[Task requirements]:
Filter the listing for lines containing "valuation".

>>

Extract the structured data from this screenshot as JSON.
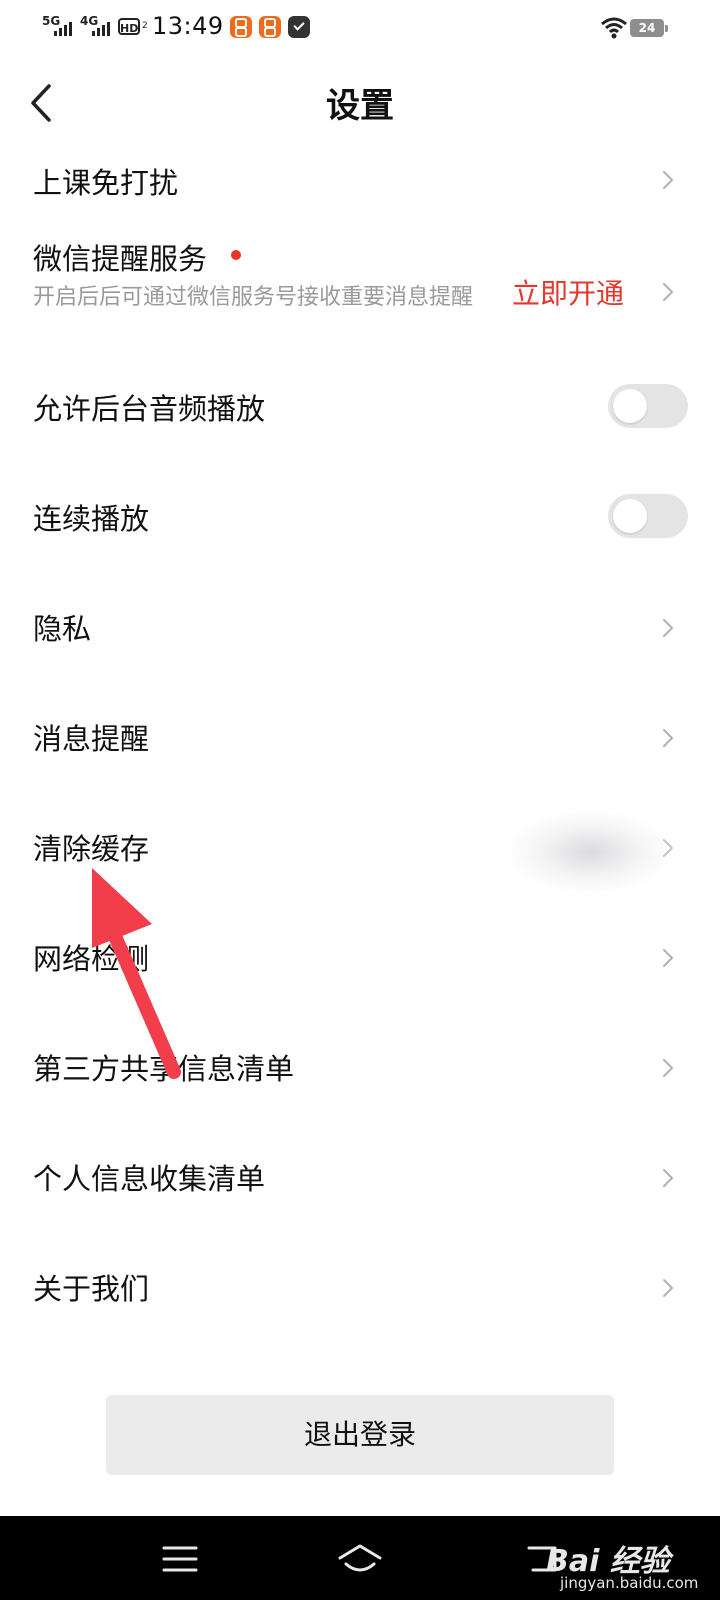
{
  "status_bar": {
    "network1": "5G",
    "network2": "4G",
    "hd_label": "HD",
    "hd_sub": "2",
    "time": "13:49",
    "battery": "24"
  },
  "header": {
    "title": "设置"
  },
  "settings": {
    "class_dnd": "上课免打扰",
    "wechat_reminder": {
      "label": "微信提醒服务",
      "description": "开启后后可通过微信服务号接收重要消息提醒",
      "action": "立即开通"
    },
    "background_audio": {
      "label": "允许后台音频播放",
      "enabled": false
    },
    "continuous_play": {
      "label": "连续播放",
      "enabled": false
    },
    "privacy": "隐私",
    "message_reminder": "消息提醒",
    "clear_cache": "清除缓存",
    "network_check": "网络检测",
    "third_party_list": "第三方共享信息清单",
    "personal_info_list": "个人信息收集清单",
    "about_us": "关于我们"
  },
  "logout_button": "退出登录",
  "watermark": {
    "brand": "Bai 经验",
    "url": "jingyan.baidu.com"
  },
  "colors": {
    "accent_red": "#e4372d",
    "annotation_arrow": "#f23d4a"
  }
}
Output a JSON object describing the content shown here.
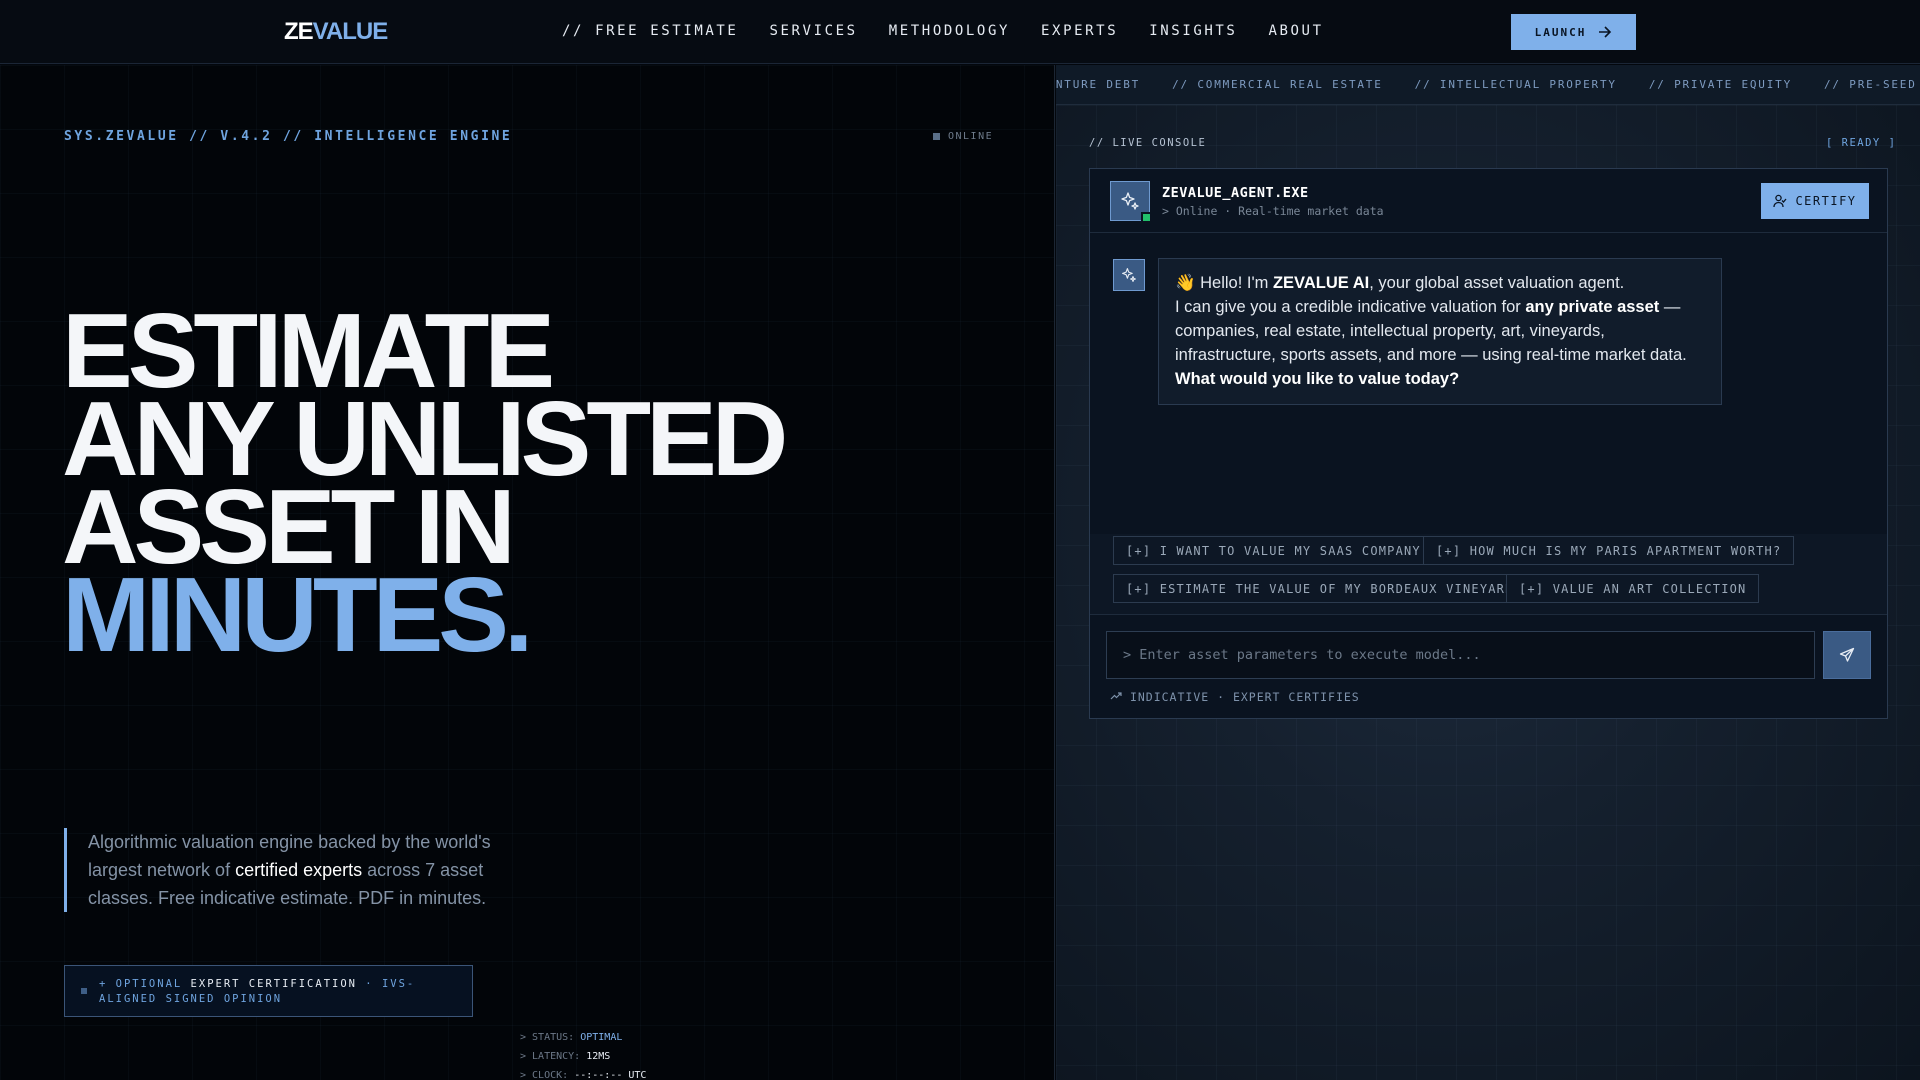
{
  "nav": {
    "logo_ze": "ZE",
    "logo_value": "VALUE",
    "links": [
      "// FREE ESTIMATE",
      "SERVICES",
      "METHODOLOGY",
      "EXPERTS",
      "INSIGHTS",
      "ABOUT"
    ],
    "launch_label": "LAUNCH"
  },
  "left": {
    "sys_label": "SYS.ZEVALUE // V.4.2 // INTELLIGENCE ENGINE",
    "online_label": "ONLINE",
    "hero": {
      "line1": "ESTIMATE",
      "line2": "ANY UNLISTED",
      "line3": "ASSET IN",
      "line4": "MINUTES."
    },
    "description": {
      "part1": "Algorithmic valuation engine backed by the world's largest network of ",
      "highlight": "certified experts",
      "part2": " across 7 asset classes. Free indicative estimate. PDF in minutes."
    },
    "optional": {
      "prefix": "+ OPTIONAL ",
      "highlight": "EXPERT CERTIFICATION",
      "suffix": " · IVS-ALIGNED SIGNED OPINION"
    },
    "status": {
      "status_label": "> STATUS: ",
      "status_value": "OPTIMAL",
      "latency_label": "> LATENCY: ",
      "latency_value": "12MS",
      "clock_label": "> CLOCK: ",
      "clock_value": "--:--:-- UTC"
    }
  },
  "right": {
    "ticker": [
      "VENTURE DEBT",
      "// COMMERCIAL REAL ESTATE",
      "// INTELLECTUAL PROPERTY",
      "// PRIVATE EQUITY",
      "// PRE-SEED SAAS"
    ],
    "console_label": "// LIVE CONSOLE",
    "ready_label": "[ READY ]",
    "agent_name": "ZEVALUE_AGENT.EXE",
    "agent_status": "> Online · Real-time market data",
    "certify_label": "CERTIFY",
    "message": {
      "greeting_pre": "👋 Hello! I'm ",
      "greeting_bold": "ZEVALUE AI",
      "greeting_post": ", your global asset valuation agent.",
      "line2_pre": "I can give you a credible indicative valuation for ",
      "line2_bold": "any private asset",
      "line2_post": " — companies, real estate, intellectual property, art, vineyards, infrastructure, sports assets, and more — using real-time market data.",
      "question": "What would you like to value today?"
    },
    "suggestions": [
      "[+] I WANT TO VALUE MY SAAS COMPANY",
      "[+] HOW MUCH IS MY PARIS APARTMENT WORTH?",
      "[+] ESTIMATE THE VALUE OF MY BORDEAUX VINEYARD",
      "[+] VALUE AN ART COLLECTION"
    ],
    "input_placeholder": "> Enter asset parameters to execute model...",
    "hint": "INDICATIVE · EXPERT CERTIFIES"
  },
  "colors": {
    "accent": "#7fb0ea",
    "background": "#03070d",
    "online_dot": "#22c06b"
  },
  "icons": {
    "launch": "arrow-right-icon",
    "agent": "sparkle-icon",
    "certify": "user-check-icon",
    "send": "send-icon",
    "hint": "trend-up-icon"
  }
}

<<

[Task output]:
      "part1": "Algorithmic valuation engine backed by the world's largest network of ",
      "greeting_post": ", your global asset valuation agent.",
      "line2_pre": "I can give you a credible indicative valuation for ",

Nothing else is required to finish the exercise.